Set each entry down verbatim, omitting images.

__Input records__
□ □ □

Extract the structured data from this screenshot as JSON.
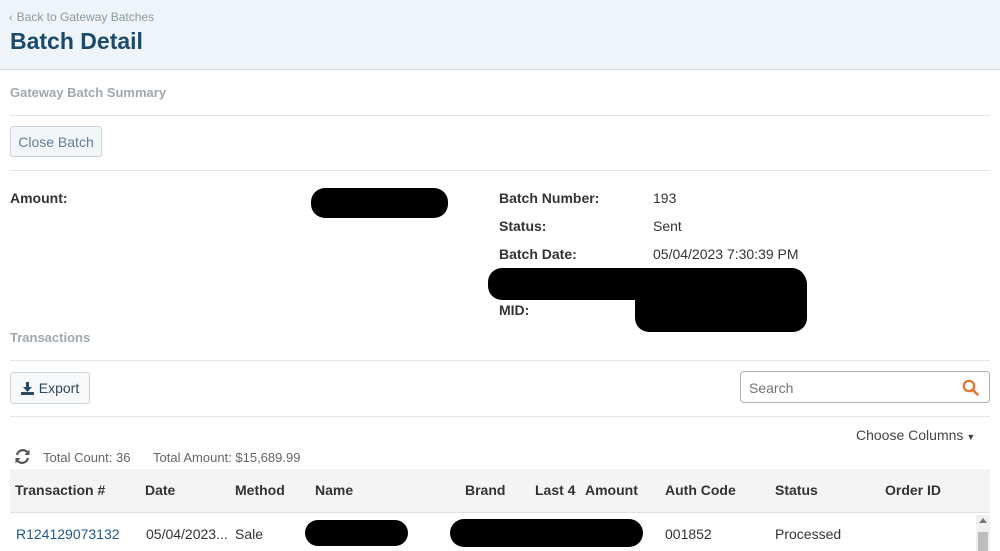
{
  "header": {
    "back_label": "Back to Gateway Batches",
    "title": "Batch Detail",
    "background": "#eef4f8",
    "title_color": "#1a4a6e"
  },
  "summary": {
    "section_title": "Gateway Batch Summary",
    "close_batch_label": "Close Batch",
    "amount_label": "Amount:",
    "batch_number_label": "Batch Number:",
    "batch_number": "193",
    "status_label": "Status:",
    "status": "Sent",
    "batch_date_label": "Batch Date:",
    "batch_date": "05/04/2023 7:30:39 PM",
    "mid_label": "MID:"
  },
  "transactions": {
    "section_title": "Transactions",
    "export_label": "Export",
    "search_placeholder": "Search",
    "search_icon_color": "#e8732a",
    "choose_columns_label": "Choose Columns",
    "total_count": "Total Count: 36",
    "total_amount": "Total Amount: $15,689.99",
    "columns": [
      "Transaction #",
      "Date",
      "Method",
      "Name",
      "Brand",
      "Last 4",
      "Amount",
      "Auth Code",
      "Status",
      "Order ID"
    ],
    "rows": [
      {
        "transaction_no": "R124129073132",
        "date": "05/04/2023...",
        "method": "Sale",
        "auth_code": "001852",
        "status": "Processed"
      }
    ]
  }
}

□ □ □

__Output of the task__
Extract the structured data from this screenshot as JSON.
{
  "header": {
    "back_label": "Back to Gateway Batches",
    "title": "Batch Detail",
    "background": "#eef4f8",
    "title_color": "#1a4a6e"
  },
  "summary": {
    "section_title": "Gateway Batch Summary",
    "close_batch_label": "Close Batch",
    "amount_label": "Amount:",
    "batch_number_label": "Batch Number:",
    "batch_number": "193",
    "status_label": "Status:",
    "status": "Sent",
    "batch_date_label": "Batch Date:",
    "batch_date": "05/04/2023 7:30:39 PM",
    "mid_label": "MID:"
  },
  "transactions": {
    "section_title": "Transactions",
    "export_label": "Export",
    "search_placeholder": "Search",
    "search_icon_color": "#e8732a",
    "choose_columns_label": "Choose Columns",
    "total_count": "Total Count: 36",
    "total_amount": "Total Amount: $15,689.99",
    "columns": [
      "Transaction #",
      "Date",
      "Method",
      "Name",
      "Brand",
      "Last 4",
      "Amount",
      "Auth Code",
      "Status",
      "Order ID"
    ],
    "rows": [
      {
        "transaction_no": "R124129073132",
        "date": "05/04/2023...",
        "method": "Sale",
        "auth_code": "001852",
        "status": "Processed"
      }
    ]
  }
}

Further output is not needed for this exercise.